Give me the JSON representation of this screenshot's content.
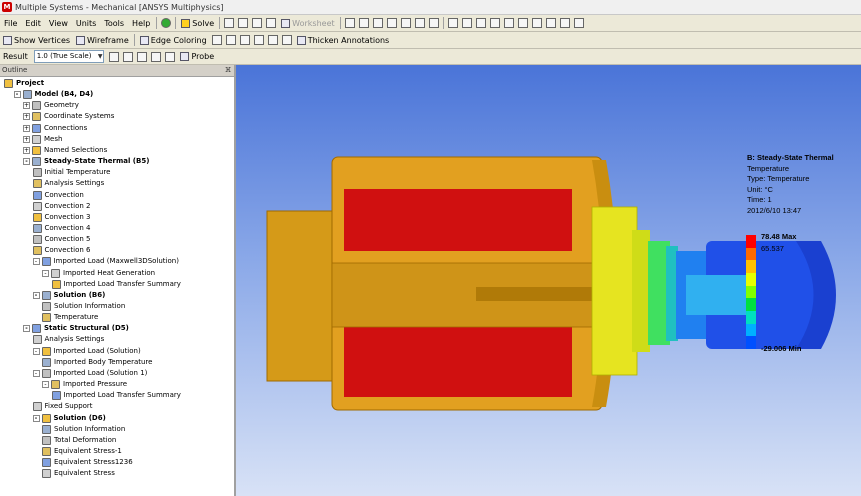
{
  "window": {
    "title": "Multiple Systems - Mechanical [ANSYS Multiphysics]",
    "app_icon_letter": "M"
  },
  "menu": [
    "File",
    "Edit",
    "View",
    "Units",
    "Tools",
    "Help"
  ],
  "toolbar1": {
    "solve": "Solve",
    "worksheet": "Worksheet"
  },
  "toolbar2": {
    "show_vertices": "Show Vertices",
    "wireframe": "Wireframe",
    "edge_coloring": "Edge Coloring",
    "thicken_annotations": "Thicken Annotations"
  },
  "toolbar3": {
    "result_label": "Result",
    "scale_value": "1.0 (True Scale)",
    "probe": "Probe"
  },
  "outline": {
    "header": "Outline",
    "pin": "ⴼ",
    "nodes": [
      {
        "label": "Project",
        "depth": 0,
        "bold": true,
        "exp": ""
      },
      {
        "label": "Model (B4, D4)",
        "depth": 1,
        "bold": true,
        "exp": "-"
      },
      {
        "label": "Geometry",
        "depth": 2,
        "bold": false,
        "exp": "+"
      },
      {
        "label": "Coordinate Systems",
        "depth": 2,
        "bold": false,
        "exp": "+"
      },
      {
        "label": "Connections",
        "depth": 2,
        "bold": false,
        "exp": "+"
      },
      {
        "label": "Mesh",
        "depth": 2,
        "bold": false,
        "exp": "+"
      },
      {
        "label": "Named Selections",
        "depth": 2,
        "bold": false,
        "exp": "+"
      },
      {
        "label": "Steady-State Thermal (B5)",
        "depth": 2,
        "bold": true,
        "exp": "-"
      },
      {
        "label": "Initial Temperature",
        "depth": 3,
        "bold": false,
        "exp": ""
      },
      {
        "label": "Analysis Settings",
        "depth": 3,
        "bold": false,
        "exp": ""
      },
      {
        "label": "Convection",
        "depth": 3,
        "bold": false,
        "exp": ""
      },
      {
        "label": "Convection 2",
        "depth": 3,
        "bold": false,
        "exp": ""
      },
      {
        "label": "Convection 3",
        "depth": 3,
        "bold": false,
        "exp": ""
      },
      {
        "label": "Convection 4",
        "depth": 3,
        "bold": false,
        "exp": ""
      },
      {
        "label": "Convection 5",
        "depth": 3,
        "bold": false,
        "exp": ""
      },
      {
        "label": "Convection 6",
        "depth": 3,
        "bold": false,
        "exp": ""
      },
      {
        "label": "Imported Load (Maxwell3DSolution)",
        "depth": 3,
        "bold": false,
        "exp": "-"
      },
      {
        "label": "Imported Heat Generation",
        "depth": 4,
        "bold": false,
        "exp": "-"
      },
      {
        "label": "Imported Load Transfer Summary",
        "depth": 5,
        "bold": false,
        "exp": ""
      },
      {
        "label": "Solution (B6)",
        "depth": 3,
        "bold": true,
        "exp": "-"
      },
      {
        "label": "Solution Information",
        "depth": 4,
        "bold": false,
        "exp": ""
      },
      {
        "label": "Temperature",
        "depth": 4,
        "bold": false,
        "exp": ""
      },
      {
        "label": "Static Structural (D5)",
        "depth": 2,
        "bold": true,
        "exp": "-"
      },
      {
        "label": "Analysis Settings",
        "depth": 3,
        "bold": false,
        "exp": ""
      },
      {
        "label": "Imported Load (Solution)",
        "depth": 3,
        "bold": false,
        "exp": "-"
      },
      {
        "label": "Imported Body Temperature",
        "depth": 4,
        "bold": false,
        "exp": ""
      },
      {
        "label": "Imported Load (Solution 1)",
        "depth": 3,
        "bold": false,
        "exp": "-"
      },
      {
        "label": "Imported Pressure",
        "depth": 4,
        "bold": false,
        "exp": "-"
      },
      {
        "label": "Imported Load Transfer Summary",
        "depth": 5,
        "bold": false,
        "exp": ""
      },
      {
        "label": "Fixed Support",
        "depth": 3,
        "bold": false,
        "exp": ""
      },
      {
        "label": "Solution (D6)",
        "depth": 3,
        "bold": true,
        "exp": "-"
      },
      {
        "label": "Solution Information",
        "depth": 4,
        "bold": false,
        "exp": ""
      },
      {
        "label": "Total Deformation",
        "depth": 4,
        "bold": false,
        "exp": ""
      },
      {
        "label": "Equivalent Stress-1",
        "depth": 4,
        "bold": false,
        "exp": ""
      },
      {
        "label": "Equivalent Stress1236",
        "depth": 4,
        "bold": false,
        "exp": ""
      },
      {
        "label": "Equivalent Stress",
        "depth": 4,
        "bold": false,
        "exp": ""
      }
    ]
  },
  "legend": {
    "title": "B: Steady-State Thermal",
    "result": "Temperature",
    "type": "Type: Temperature",
    "unit": "Unit: °C",
    "time": "Time: 1",
    "date": "2012/6/10 13:47",
    "max": "78.48 Max",
    "second": "65.537",
    "min": "-29.006 Min",
    "colors": [
      "#ff0000",
      "#ff6a00",
      "#ffc000",
      "#e6ff00",
      "#80ff00",
      "#00e040",
      "#00e0c0",
      "#00b0ff",
      "#0050ff"
    ]
  },
  "model_colors": {
    "housing": "#e2a020",
    "coil": "#d01010",
    "flange": "#e0e020",
    "transition": "#40e080",
    "shaft": "#2060ff"
  }
}
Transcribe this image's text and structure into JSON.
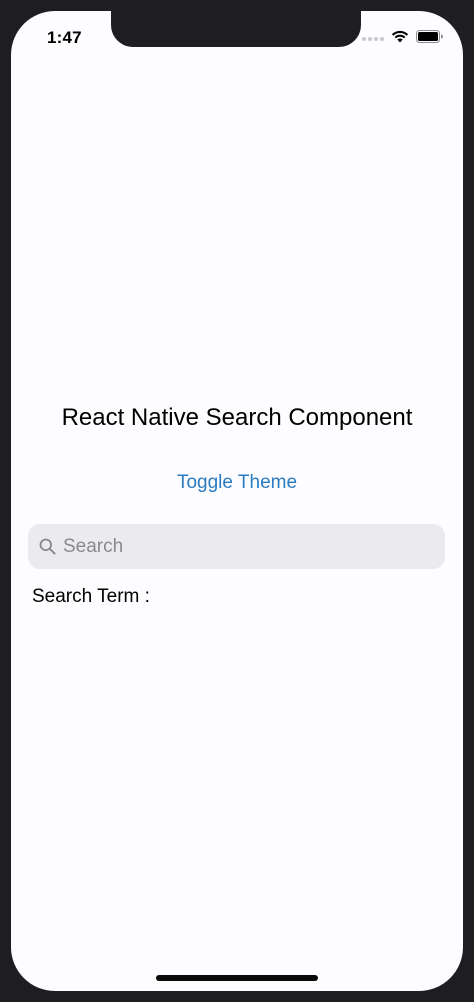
{
  "status_bar": {
    "time": "1:47"
  },
  "app": {
    "title": "React Native Search Component",
    "toggle_label": "Toggle Theme",
    "search": {
      "placeholder": "Search",
      "value": ""
    },
    "search_term_label": "Search Term :",
    "search_term_value": ""
  },
  "icons": {
    "search": "search-icon",
    "wifi": "wifi-icon",
    "battery": "battery-icon",
    "signal": "signal-icon"
  },
  "colors": {
    "link": "#2b7bc0",
    "search_bg": "#ebeaee",
    "placeholder": "#8a898e",
    "screen_bg": "#fdfcfe"
  }
}
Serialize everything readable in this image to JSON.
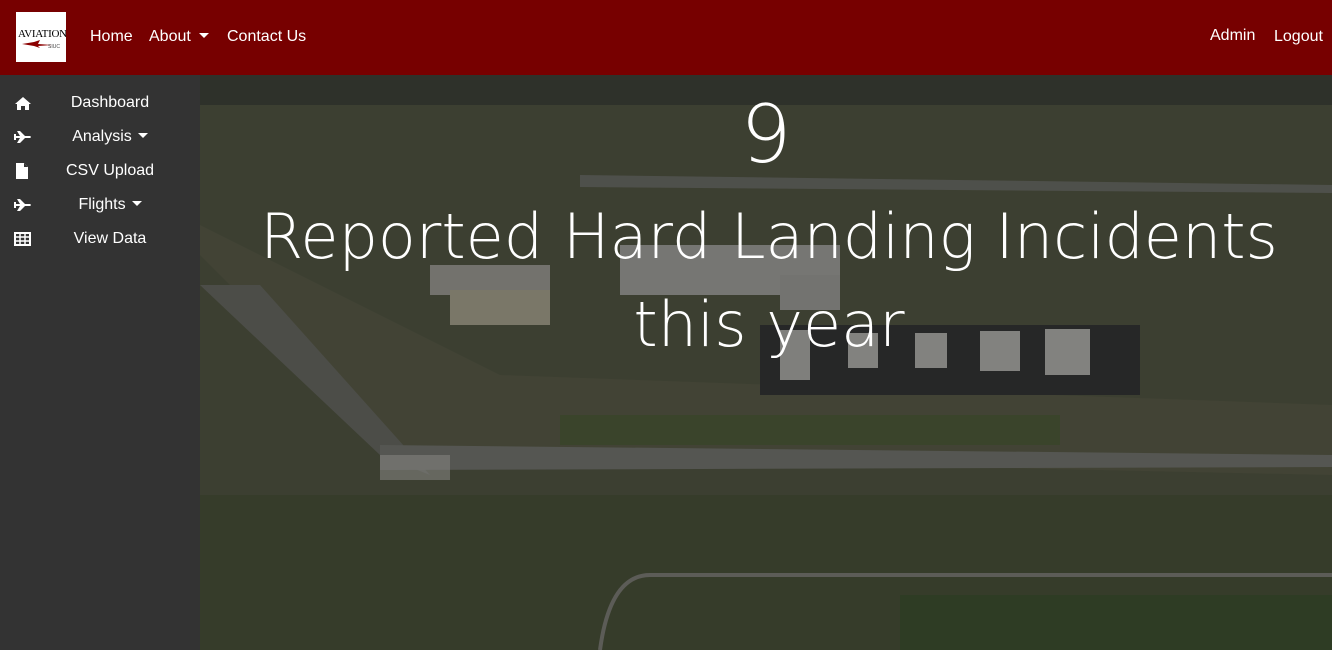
{
  "navbar": {
    "logo_text": "AVIATION",
    "logo_subtext": "SIUC",
    "home": "Home",
    "about": "About",
    "contact": "Contact Us",
    "admin": "Admin",
    "logout": "Logout",
    "background_color": "#770000"
  },
  "sidebar": {
    "items": [
      {
        "label": "Dashboard",
        "icon": "home-icon"
      },
      {
        "label": "Analysis",
        "icon": "plane-icon",
        "dropdown": true
      },
      {
        "label": "CSV Upload",
        "icon": "file-icon"
      },
      {
        "label": "Flights",
        "icon": "plane-icon",
        "dropdown": true
      },
      {
        "label": "View Data",
        "icon": "table-icon"
      }
    ]
  },
  "main": {
    "incident_count": "9",
    "incident_caption": "Reported Hard Landing Incidents this year",
    "background": "aerial airport photo"
  }
}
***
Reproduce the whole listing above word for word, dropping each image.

Give me the JSON representation of this screenshot's content.
{
  "window": {
    "title": "Multiple Systems - Mechanical [ANSYS Multiphysics]",
    "app_icon_letter": "M"
  },
  "menu": [
    "File",
    "Edit",
    "View",
    "Units",
    "Tools",
    "Help"
  ],
  "toolbar1": {
    "solve": "Solve",
    "worksheet": "Worksheet"
  },
  "toolbar2": {
    "show_vertices": "Show Vertices",
    "wireframe": "Wireframe",
    "edge_coloring": "Edge Coloring",
    "thicken_annotations": "Thicken Annotations"
  },
  "toolbar3": {
    "result_label": "Result",
    "scale_value": "1.0 (True Scale)",
    "probe": "Probe"
  },
  "outline": {
    "header": "Outline",
    "pin": "ⴼ",
    "nodes": [
      {
        "label": "Project",
        "depth": 0,
        "bold": true,
        "exp": ""
      },
      {
        "label": "Model (B4, D4)",
        "depth": 1,
        "bold": true,
        "exp": "-"
      },
      {
        "label": "Geometry",
        "depth": 2,
        "bold": false,
        "exp": "+"
      },
      {
        "label": "Coordinate Systems",
        "depth": 2,
        "bold": false,
        "exp": "+"
      },
      {
        "label": "Connections",
        "depth": 2,
        "bold": false,
        "exp": "+"
      },
      {
        "label": "Mesh",
        "depth": 2,
        "bold": false,
        "exp": "+"
      },
      {
        "label": "Named Selections",
        "depth": 2,
        "bold": false,
        "exp": "+"
      },
      {
        "label": "Steady-State Thermal (B5)",
        "depth": 2,
        "bold": true,
        "exp": "-"
      },
      {
        "label": "Initial Temperature",
        "depth": 3,
        "bold": false,
        "exp": ""
      },
      {
        "label": "Analysis Settings",
        "depth": 3,
        "bold": false,
        "exp": ""
      },
      {
        "label": "Convection",
        "depth": 3,
        "bold": false,
        "exp": ""
      },
      {
        "label": "Convection 2",
        "depth": 3,
        "bold": false,
        "exp": ""
      },
      {
        "label": "Convection 3",
        "depth": 3,
        "bold": false,
        "exp": ""
      },
      {
        "label": "Convection 4",
        "depth": 3,
        "bold": false,
        "exp": ""
      },
      {
        "label": "Convection 5",
        "depth": 3,
        "bold": false,
        "exp": ""
      },
      {
        "label": "Convection 6",
        "depth": 3,
        "bold": false,
        "exp": ""
      },
      {
        "label": "Imported Load (Maxwell3DSolution)",
        "depth": 3,
        "bold": false,
        "exp": "-"
      },
      {
        "label": "Imported Heat Generation",
        "depth": 4,
        "bold": false,
        "exp": "-"
      },
      {
        "label": "Imported Load Transfer Summary",
        "depth": 5,
        "bold": false,
        "exp": ""
      },
      {
        "label": "Solution (B6)",
        "depth": 3,
        "bold": true,
        "exp": "-"
      },
      {
        "label": "Solution Information",
        "depth": 4,
        "bold": false,
        "exp": ""
      },
      {
        "label": "Temperature",
        "depth": 4,
        "bold": false,
        "exp": ""
      },
      {
        "label": "Static Structural (D5)",
        "depth": 2,
        "bold": true,
        "exp": "-"
      },
      {
        "label": "Analysis Settings",
        "depth": 3,
        "bold": false,
        "exp": ""
      },
      {
        "label": "Imported Load (Solution)",
        "depth": 3,
        "bold": false,
        "exp": "-"
      },
      {
        "label": "Imported Body Temperature",
        "depth": 4,
        "bold": false,
        "exp": ""
      },
      {
        "label": "Imported Load (Solution 1)",
        "depth": 3,
        "bold": false,
        "exp": "-"
      },
      {
        "label": "Imported Pressure",
        "depth": 4,
        "bold": false,
        "exp": "-"
      },
      {
        "label": "Imported Load Transfer Summary",
        "depth": 5,
        "bold": false,
        "exp": ""
      },
      {
        "label": "Fixed Support",
        "depth": 3,
        "bold": false,
        "exp": ""
      },
      {
        "label": "Solution (D6)",
        "depth": 3,
        "bold": true,
        "exp": "-"
      },
      {
        "label": "Solution Information",
        "depth": 4,
        "bold": false,
        "exp": ""
      },
      {
        "label": "Total Deformation",
        "depth": 4,
        "bold": false,
        "exp": ""
      },
      {
        "label": "Equivalent Stress-1",
        "depth": 4,
        "bold": false,
        "exp": ""
      },
      {
        "label": "Equivalent Stress1236",
        "depth": 4,
        "bold": false,
        "exp": ""
      },
      {
        "label": "Equivalent Stress",
        "depth": 4,
        "bold": false,
        "exp": ""
      }
    ]
  },
  "legend": {
    "title": "B: Steady-State Thermal",
    "result": "Temperature",
    "type": "Type: Temperature",
    "unit": "Unit: °C",
    "time": "Time: 1",
    "date": "2012/6/10 13:47",
    "max": "78.48 Max",
    "second": "65.537",
    "min": "-29.006 Min",
    "colors": [
      "#ff0000",
      "#ff6a00",
      "#ffc000",
      "#e6ff00",
      "#80ff00",
      "#00e040",
      "#00e0c0",
      "#00b0ff",
      "#0050ff"
    ]
  },
  "model_colors": {
    "housing": "#e2a020",
    "coil": "#d01010",
    "flange": "#e0e020",
    "transition": "#40e080",
    "shaft": "#2060ff"
  }
}
Transcribe this image's text and structure into JSON.
{
  "status_bar": {
    "time": "1:47"
  },
  "app": {
    "title": "React Native Search Component",
    "toggle_label": "Toggle Theme",
    "search": {
      "placeholder": "Search",
      "value": ""
    },
    "search_term_label": "Search Term :",
    "search_term_value": ""
  },
  "icons": {
    "search": "search-icon",
    "wifi": "wifi-icon",
    "battery": "battery-icon",
    "signal": "signal-icon"
  },
  "colors": {
    "link": "#2b7bc0",
    "search_bg": "#ebeaee",
    "placeholder": "#8a898e",
    "screen_bg": "#fdfcfe"
  }
}
Serialize everything readable in this image to JSON.
{
  "navbar": {
    "logo_text": "AVIATION",
    "logo_subtext": "SIUC",
    "home": "Home",
    "about": "About",
    "contact": "Contact Us",
    "admin": "Admin",
    "logout": "Logout",
    "background_color": "#770000"
  },
  "sidebar": {
    "items": [
      {
        "label": "Dashboard",
        "icon": "home-icon"
      },
      {
        "label": "Analysis",
        "icon": "plane-icon",
        "dropdown": true
      },
      {
        "label": "CSV Upload",
        "icon": "file-icon"
      },
      {
        "label": "Flights",
        "icon": "plane-icon",
        "dropdown": true
      },
      {
        "label": "View Data",
        "icon": "table-icon"
      }
    ]
  },
  "main": {
    "incident_count": "9",
    "incident_caption": "Reported Hard Landing Incidents this year",
    "background": "aerial airport photo"
  }
}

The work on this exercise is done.